The key here is it matters how many days you will need in order to do all of this. The faster you and your lender are able to do so, the more competitive your offer is going to be. Keep in mind, with this contingency you are really at the mercy of how quickly your lender is able to get your file through underwriting, hence why it’s important to work with someone who is local and can move fast.
All this being said, in our market it is common for buyers to waive this contingency entirely to be competitive. If you remove this contingency, you are waiving your safety net to back out of the offer if you aren’t qualified for your loan. It is extremely important that you have a conversation with your lender before making this decision to assess how well qualified you are for your loan. If after this conversation you feel you are in a good spot to waive the contingency, then it is certainly something to consider in a competitive situation.
Now, let’s hop back to the language included in the sales contract for the financing contingency. Particularly in the NVAR contract, which is used in Northern Virginia, there are two different options for your finance contingency – “automatic extension” and “automatic expiration.”
Let’s use a hypothetical to make this easier to understand. Say you put in an offer and included a 14 day finance contingency. If you chose automatic expiration it is pretty straight forward and the contingency expires after the allotted days, meaning you no longer have the opportunity to void the offer due to financing. On the flip side, if you chose automatic extension the contract says that you have 14 days to deliver a conditional commitment letter. If the letter is not delivered during that time, the contingency automatically extends. For my buyers, I try and keep the financing contingency in place as long as possible by not delivering the conditional commitment letter unless requested. That said, there are a few ways this scenario can play out if the letter is not delivered during the specified period. The first is that the seller never requests the conditional commitment letter and your contingency continues up through settlement. The other option the seller has, per the contract, is to deliver Notice to you, the buyer, giving you three days to select to void your offer. If you do not void during this time, the contingency is removed and the contract continues on in full force. This is a tough position for a seller because if they do decide to deliver Notice, this gives the buyer the opportunity to back out of the offer without evidence that they wouldn’t be approved for the loan.
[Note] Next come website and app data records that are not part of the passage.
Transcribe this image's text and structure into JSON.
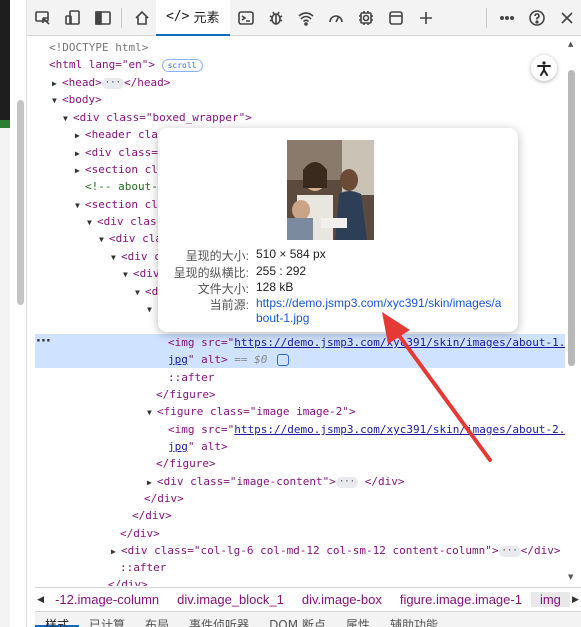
{
  "toolbar": {
    "elements_tab": "元素",
    "icons": [
      "inspect-icon",
      "device-toggle-icon",
      "sidebar-icon",
      "home-icon",
      "console-icon",
      "debugger-icon",
      "network-icon",
      "performance-icon",
      "settings-icon",
      "application-icon",
      "add-tab-icon",
      "more-icon",
      "help-icon",
      "close-icon"
    ]
  },
  "dom": {
    "doctype": "<!DOCTYPE html>",
    "html_open": "<html lang=\"en\">",
    "scroll_badge": "scroll",
    "head": "<head>",
    "head_close": "</head>",
    "body": "<body>",
    "div_boxed": "<div class=\"boxed_wrapper\">",
    "header_partial": "<header cla",
    "div_partial": "<div class=",
    "section_partial": "<section cl",
    "comment_partial": "<!-- about-",
    "section2_partial": "<section cl",
    "div_clas1": "<div clas",
    "div_cla": "<div cla",
    "div_c": "<div c",
    "div_div": "<div",
    "d": "<d",
    "img1_src_prefix": "<img src=\"",
    "img1_url": "https://demo.jsmp3.com/xyc391/skin/images/about-1.",
    "img1_line2": "jpg",
    "img1_alt": "\" alt>",
    "img1_dollar": " == $0",
    "after1": "::after",
    "figure_close": "</figure>",
    "figure2_open": "<figure class=\"image image-2\">",
    "img2_src_prefix": "<img src=\"",
    "img2_url": "https://demo.jsmp3.com/xyc391/skin/images/about-2.",
    "img2_line2": "jpg",
    "img2_alt": "\" alt>",
    "figure2_close": "</figure>",
    "div_image_content": "<div class=\"image-content\">",
    "div_close_after_ic": "</div>",
    "div_close_a": "</div>",
    "div_close_b": "</div>",
    "div_close_c": "</div>",
    "div_col": "<div class=\"col-lg-6 col-md-12 col-sm-12 content-column\">",
    "div_col_close": "</div>",
    "after2": "::after",
    "div_close_last": "</div>"
  },
  "popup": {
    "rendered_size_label": "呈现的大小:",
    "rendered_size_value": "510 × 584 px",
    "aspect_label": "呈现的纵横比:",
    "aspect_value": "255 : 292",
    "file_size_label": "文件大小:",
    "file_size_value": "128 kB",
    "current_src_label": "当前源:",
    "current_src_value": "https://demo.jsmp3.com/xyc391/skin/images/about-1.jpg"
  },
  "breadcrumb": {
    "items": [
      "-12.image-column",
      "div.image_block_1",
      "div.image-box",
      "figure.image.image-1",
      "img"
    ]
  },
  "bottom_tabs": [
    "样式",
    "已计算",
    "布局",
    "事件侦听器",
    "DOM 断点",
    "属性",
    "辅助功能"
  ],
  "colors": {
    "tag": "#881280",
    "attr": "#994500",
    "value": "#1a1aa6",
    "selected_row": "#cfe2ff",
    "arrow": "#e53935",
    "accent": "#0f6cbd"
  }
}
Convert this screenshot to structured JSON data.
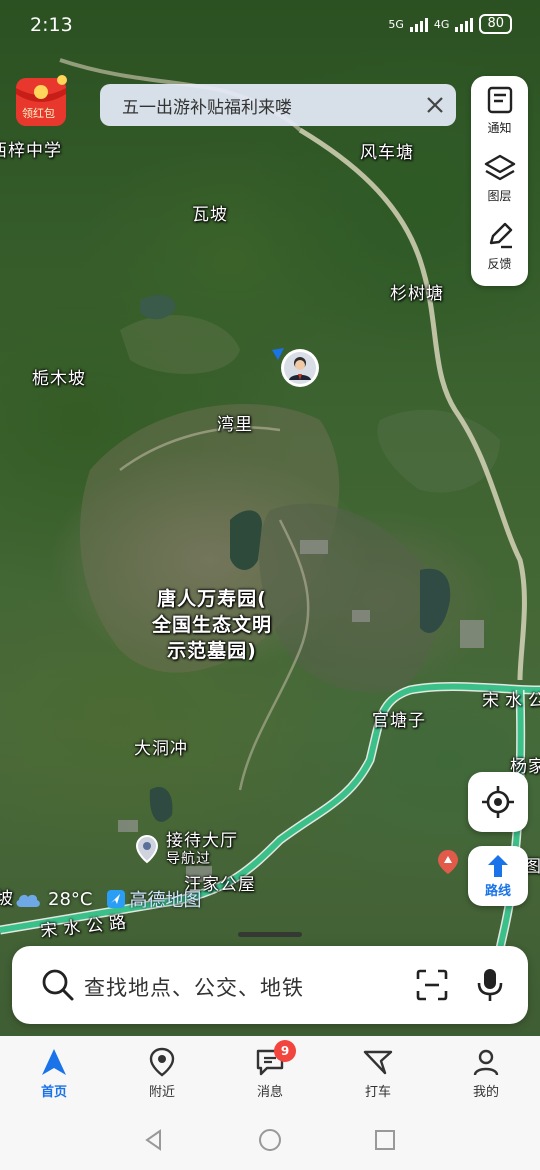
{
  "status_bar": {
    "time": "2:13",
    "net1": "5G",
    "net2": "4G",
    "battery": "80"
  },
  "red_packet": {
    "label": "领红包"
  },
  "notice": {
    "text": "五一出游补贴福利来喽"
  },
  "tools": [
    {
      "label": "通知",
      "icon": "notice-icon"
    },
    {
      "label": "图层",
      "icon": "layers-icon"
    },
    {
      "label": "反馈",
      "icon": "feedback-icon"
    }
  ],
  "map_labels": {
    "school": "西梓中学",
    "fengchetang": "风车塘",
    "wapo": "瓦坡",
    "shanshutang": "杉树塘",
    "zhimupo": "栀木坡",
    "wanli": "湾里",
    "tangren_1": "唐人万寿园(",
    "tangren_2": "全国生态文明",
    "tangren_3": "示范墓园)",
    "guantangzi": "官塘子",
    "dadongchong": "大洞冲",
    "jiedai": "接待大厅",
    "daohangguo": "导航过",
    "wangjiagongwu": "汪家公屋",
    "songshui_road_right": "宋水公",
    "songshui_road_left": "宋水公路",
    "yangjia": "杨家",
    "po_left": "坡",
    "tu_right": "图"
  },
  "weather": {
    "temp": "28°C",
    "icon": "cloud-icon",
    "brand": "高德地图"
  },
  "locate": {
    "icon": "locate-icon"
  },
  "route": {
    "label": "路线"
  },
  "search": {
    "placeholder": "查找地点、公交、地铁"
  },
  "nav": [
    {
      "label": "首页",
      "active": true
    },
    {
      "label": "附近",
      "active": false
    },
    {
      "label": "消息",
      "active": false,
      "badge": "9"
    },
    {
      "label": "打车",
      "active": false
    },
    {
      "label": "我的",
      "active": false
    }
  ],
  "colors": {
    "accent": "#1a73e8",
    "badge": "#f2453d",
    "road_green": "#3cc08a"
  }
}
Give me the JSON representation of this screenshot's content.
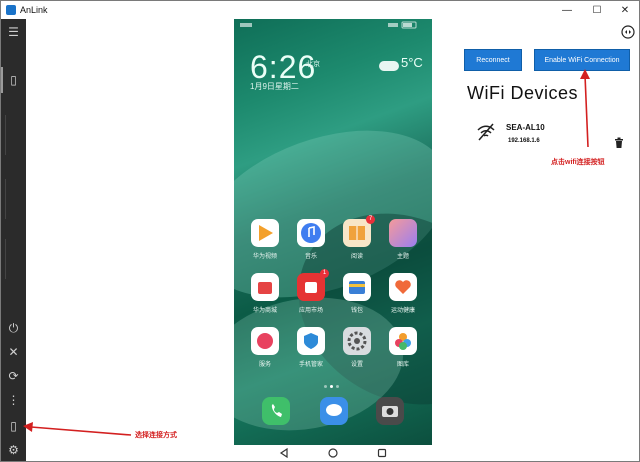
{
  "window": {
    "title": "AnLink",
    "controls": {
      "minimize": "—",
      "maximize": "☐",
      "close": "✕"
    }
  },
  "sidebar": {
    "top": [
      {
        "name": "menu-icon",
        "glyph": "☰"
      },
      {
        "name": "phone-device-icon",
        "glyph": "▯"
      }
    ],
    "bottom": [
      {
        "name": "power-icon",
        "glyph": "⏻"
      },
      {
        "name": "screen-off-icon",
        "glyph": "✕"
      },
      {
        "name": "rotate-icon",
        "glyph": "⟳"
      },
      {
        "name": "more-icon",
        "glyph": "⋮"
      },
      {
        "name": "connection-mode-icon",
        "glyph": "▯"
      },
      {
        "name": "settings-icon",
        "glyph": "⚙"
      }
    ]
  },
  "phone": {
    "clock": "6:26",
    "clock_location": "北京",
    "date": "1月9日星期二",
    "temperature": "5°C",
    "apps": [
      {
        "label": "华为视频",
        "color": "#f3a02b"
      },
      {
        "label": "音乐",
        "color": "#3f7df0"
      },
      {
        "label": "阅读",
        "color": "#f0a23c",
        "badge": "7"
      },
      {
        "label": "主题",
        "color": "#f59a9a"
      },
      {
        "label": "华为商城",
        "color": "#e54444"
      },
      {
        "label": "应用市场",
        "color": "#e53333",
        "badge": "1"
      },
      {
        "label": "钱包",
        "color": "#3a7fd6"
      },
      {
        "label": "运动健康",
        "color": "#f06a3a"
      },
      {
        "label": "服务",
        "color": "#e8425f"
      },
      {
        "label": "手机管家",
        "color": "#2d8ad8"
      },
      {
        "label": "设置",
        "color": "#7a7f85"
      },
      {
        "label": "图库",
        "color": "#f29d2c"
      }
    ],
    "dock": [
      {
        "name": "phone-app-icon",
        "color": "#3fbf6a"
      },
      {
        "name": "messages-app-icon",
        "color": "#3b8fe8"
      },
      {
        "name": "camera-app-icon",
        "color": "#4a4a4a"
      }
    ]
  },
  "actions": {
    "reconnect_label": "Reconnect",
    "enable_wifi_label": "Enable WiFi Connection"
  },
  "wifi": {
    "title": "WiFi Devices",
    "devices": [
      {
        "name": "SEA-AL10",
        "ip": "192.168.1.6"
      }
    ]
  },
  "annotations": {
    "wifi_note": "点击wifi连接按钮",
    "mode_note": "选择连接方式"
  },
  "colors": {
    "accent_button": "#1f79d4",
    "sidebar_bg": "#2b2b2b",
    "annotation": "#d32020"
  }
}
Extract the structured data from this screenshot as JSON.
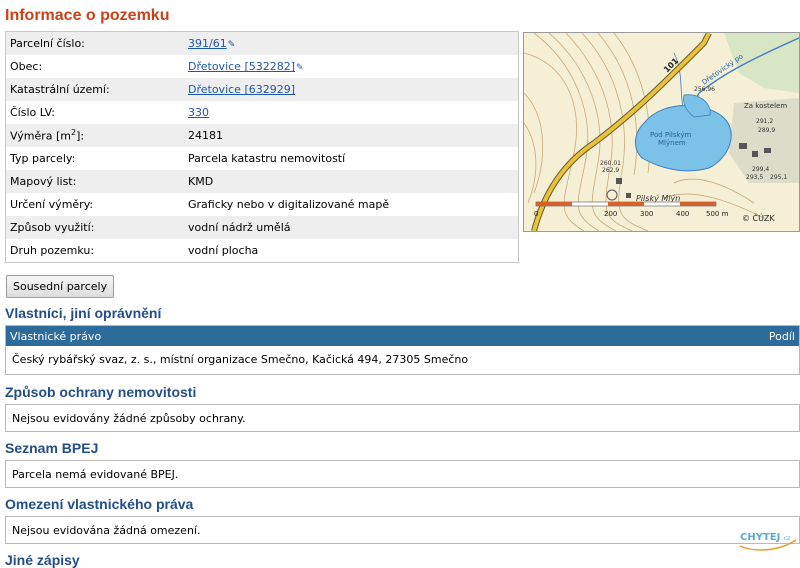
{
  "page_title": "Informace o pozemku",
  "parcel": {
    "rows": [
      {
        "key": "Parcelní číslo:",
        "value": "391/61",
        "link": true,
        "edit": true
      },
      {
        "key": "Obec:",
        "value": "Dřetovice [532282]",
        "link": true,
        "edit": true
      },
      {
        "key": "Katastrální území:",
        "value": "Dřetovice [632929]",
        "link": true,
        "edit": false
      },
      {
        "key": "Číslo LV:",
        "value": "330",
        "link": true,
        "edit": false
      },
      {
        "key_prefix": "Výměra [m",
        "key_sup": "2",
        "key_suffix": "]:",
        "value": "24181",
        "link": false
      },
      {
        "key": "Typ parcely:",
        "value": "Parcela katastru nemovitostí",
        "link": false
      },
      {
        "key": "Mapový list:",
        "value": "KMD",
        "link": false
      },
      {
        "key": "Určení výměry:",
        "value": "Graficky nebo v digitalizované mapě",
        "link": false
      },
      {
        "key": "Způsob využití:",
        "value": "vodní nádrž umělá",
        "link": false
      },
      {
        "key": "Druh pozemku:",
        "value": "vodní plocha",
        "link": false
      }
    ]
  },
  "map": {
    "labels": {
      "pond": "Pod Pilským",
      "pond2": "Mlýnem",
      "mill": "Pilský Mlýn",
      "stream": "Dřetovický po",
      "kostelem": "Za kostelem",
      "road": "101",
      "copyright": "© ČÚZK"
    },
    "heights": [
      "256,96",
      "260,01",
      "291,2",
      "289,9",
      "293,5",
      "295,1",
      "262,9",
      "299,4"
    ],
    "scale": [
      "0",
      "200",
      "300",
      "400",
      "500 m"
    ],
    "colors": {
      "water": "#7cc1e8",
      "bg": "#f5efd6",
      "contour": "#c9a97a",
      "road": "#e8c23a",
      "scalebar": "#d4622a"
    }
  },
  "buttons": {
    "neighbors": "Sousední parcely"
  },
  "owners": {
    "title": "Vlastníci, jiní oprávnění",
    "col_left": "Vlastnické právo",
    "col_right": "Podíl",
    "row": "Český rybářský svaz, z. s., místní organizace Smečno, Kačická 494, 27305 Smečno"
  },
  "protection": {
    "title": "Způsob ochrany nemovitosti",
    "text": "Nejsou evidovány žádné způsoby ochrany."
  },
  "bpej": {
    "title": "Seznam BPEJ",
    "text": "Parcela nemá evidované BPEJ."
  },
  "restrictions": {
    "title": "Omezení vlastnického práva",
    "text": "Nejsou evidována žádná omezení."
  },
  "other": {
    "title": "Jiné zápisy"
  },
  "logo": {
    "text": "CHYTEJ",
    "suffix": ".cz"
  }
}
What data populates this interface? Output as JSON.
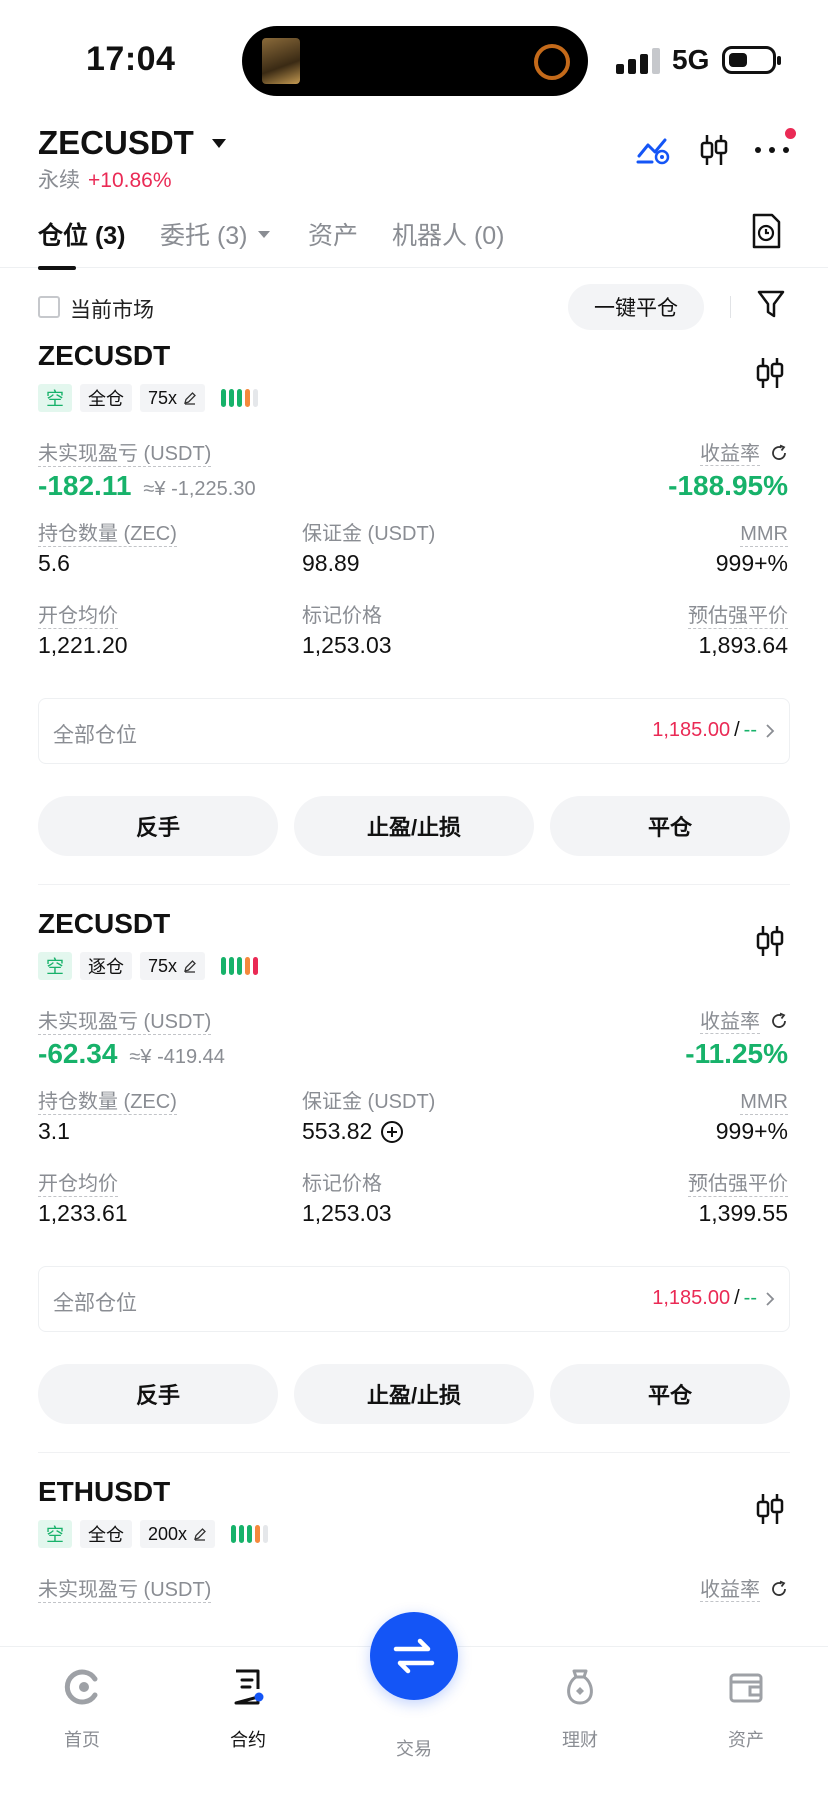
{
  "status_bar": {
    "time": "17:04",
    "network": "5G"
  },
  "header": {
    "pair": "ZECUSDT",
    "contract_type": "永续",
    "change": "+10.86%",
    "icons": [
      "trend-alert-icon",
      "candlestick-icon",
      "more-icon"
    ]
  },
  "tabs": [
    {
      "label": "仓位 (3)",
      "active": true
    },
    {
      "label": "委托 (3)",
      "active": false
    },
    {
      "label": "资产",
      "active": false
    },
    {
      "label": "机器人 (0)",
      "active": false
    }
  ],
  "filter": {
    "current_market_label": "当前市场",
    "close_all_label": "一键平仓"
  },
  "labels": {
    "unrealized_pnl": "未实现盈亏 (USDT)",
    "roi": "收益率",
    "margin": "保证金 (USDT)",
    "mmr": "MMR",
    "entry_price": "开仓均价",
    "mark_price": "标记价格",
    "liq_price": "预估强平价",
    "all_positions": "全部仓位",
    "reverse": "反手",
    "tp_sl": "止盈/止损",
    "close": "平仓"
  },
  "positions": [
    {
      "symbol": "ZECUSDT",
      "side": "空",
      "margin_mode": "全仓",
      "leverage": "75x",
      "risk_bars": [
        "#17b26a",
        "#17b26a",
        "#17b26a",
        "#f5893c",
        "#e5e7ea"
      ],
      "pnl": "-182.11",
      "pnl_cny": "≈¥ -1,225.30",
      "roi": "-188.95%",
      "qty_label": "持仓数量 (ZEC)",
      "qty": "5.6",
      "margin": "98.89",
      "mmr": "999+%",
      "entry": "1,221.20",
      "mark": "1,253.03",
      "liq": "1,893.64",
      "tpsl_price": "1,185.00",
      "tpsl_sl": "--"
    },
    {
      "symbol": "ZECUSDT",
      "side": "空",
      "margin_mode": "逐仓",
      "leverage": "75x",
      "risk_bars": [
        "#17b26a",
        "#17b26a",
        "#17b26a",
        "#f5893c",
        "#ea2a55"
      ],
      "pnl": "-62.34",
      "pnl_cny": "≈¥ -419.44",
      "roi": "-11.25%",
      "qty_label": "持仓数量 (ZEC)",
      "qty": "3.1",
      "margin": "553.82",
      "mmr": "999+%",
      "entry": "1,233.61",
      "mark": "1,253.03",
      "liq": "1,399.55",
      "tpsl_price": "1,185.00",
      "tpsl_sl": "--"
    },
    {
      "symbol": "ETHUSDT",
      "side": "空",
      "margin_mode": "全仓",
      "leverage": "200x",
      "risk_bars": [
        "#17b26a",
        "#17b26a",
        "#17b26a",
        "#f5893c",
        "#e5e7ea"
      ]
    }
  ],
  "bottom_nav": [
    {
      "label": "首页",
      "icon": "home-icon"
    },
    {
      "label": "合约",
      "icon": "futures-icon",
      "active": true
    },
    {
      "label": "交易",
      "icon": "swap-icon"
    },
    {
      "label": "理财",
      "icon": "earn-icon"
    },
    {
      "label": "资产",
      "icon": "wallet-icon"
    }
  ],
  "colors": {
    "green": "#17b26a",
    "red": "#ea2a55",
    "orange": "#f5893c",
    "accent": "#1455f6"
  }
}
For this reason, a seller will usually request automatic expiration, and this type of financing contingency is most common in our competitive market.
Which leads me to my final point. What happens if you really won’t be approved for your loan and you are able to void the offer on financing? Simply put, your lender will need to provide a letter stating that you are not qualified for the loan.
Jam packed content included here, but good to know when determining what your best options are for the financing contingency.